_Task instructions_
Please show each line of the listing where "value" is present.

_Supplied data_

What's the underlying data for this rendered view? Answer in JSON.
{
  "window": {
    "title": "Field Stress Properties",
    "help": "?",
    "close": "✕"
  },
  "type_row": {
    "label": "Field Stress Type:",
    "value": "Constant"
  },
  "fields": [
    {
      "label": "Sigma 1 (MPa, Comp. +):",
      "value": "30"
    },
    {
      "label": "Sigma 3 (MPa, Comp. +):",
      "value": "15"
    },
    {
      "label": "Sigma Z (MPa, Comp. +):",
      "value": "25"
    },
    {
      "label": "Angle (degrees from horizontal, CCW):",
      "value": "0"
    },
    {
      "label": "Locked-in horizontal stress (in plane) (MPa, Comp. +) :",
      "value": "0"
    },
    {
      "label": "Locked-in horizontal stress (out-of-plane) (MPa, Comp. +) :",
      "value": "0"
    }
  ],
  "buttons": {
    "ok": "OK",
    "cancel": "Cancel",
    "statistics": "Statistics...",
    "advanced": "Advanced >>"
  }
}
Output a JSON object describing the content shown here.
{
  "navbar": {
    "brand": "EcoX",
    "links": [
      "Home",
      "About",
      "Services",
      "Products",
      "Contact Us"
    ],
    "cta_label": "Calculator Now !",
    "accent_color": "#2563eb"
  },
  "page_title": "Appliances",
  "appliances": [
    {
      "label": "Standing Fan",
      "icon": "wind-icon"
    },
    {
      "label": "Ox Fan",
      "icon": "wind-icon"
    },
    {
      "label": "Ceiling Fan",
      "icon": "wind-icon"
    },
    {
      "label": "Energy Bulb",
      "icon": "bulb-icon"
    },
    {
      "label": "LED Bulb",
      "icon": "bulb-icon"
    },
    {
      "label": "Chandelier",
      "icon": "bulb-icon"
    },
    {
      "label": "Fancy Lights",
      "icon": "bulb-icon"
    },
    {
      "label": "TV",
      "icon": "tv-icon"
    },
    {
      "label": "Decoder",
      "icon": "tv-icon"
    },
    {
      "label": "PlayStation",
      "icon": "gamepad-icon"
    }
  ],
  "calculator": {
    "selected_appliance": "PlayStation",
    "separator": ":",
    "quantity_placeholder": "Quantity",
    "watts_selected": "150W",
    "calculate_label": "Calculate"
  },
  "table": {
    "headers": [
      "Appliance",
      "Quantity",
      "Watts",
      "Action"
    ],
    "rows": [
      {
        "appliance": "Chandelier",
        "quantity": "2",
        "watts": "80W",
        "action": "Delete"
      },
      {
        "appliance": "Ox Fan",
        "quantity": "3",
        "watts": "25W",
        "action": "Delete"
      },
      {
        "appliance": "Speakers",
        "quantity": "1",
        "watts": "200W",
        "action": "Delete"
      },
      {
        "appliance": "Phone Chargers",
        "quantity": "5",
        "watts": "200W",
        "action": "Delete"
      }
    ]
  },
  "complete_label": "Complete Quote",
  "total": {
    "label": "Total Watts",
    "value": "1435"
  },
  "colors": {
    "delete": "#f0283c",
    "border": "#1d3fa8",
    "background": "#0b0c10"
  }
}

_Written answer_
    "value": "Constant"
      "value": "30"
      "value": "15"
      "value": "25"
      "value": "0"
      "value": "0"
      "value": "0"
    "value": "1435"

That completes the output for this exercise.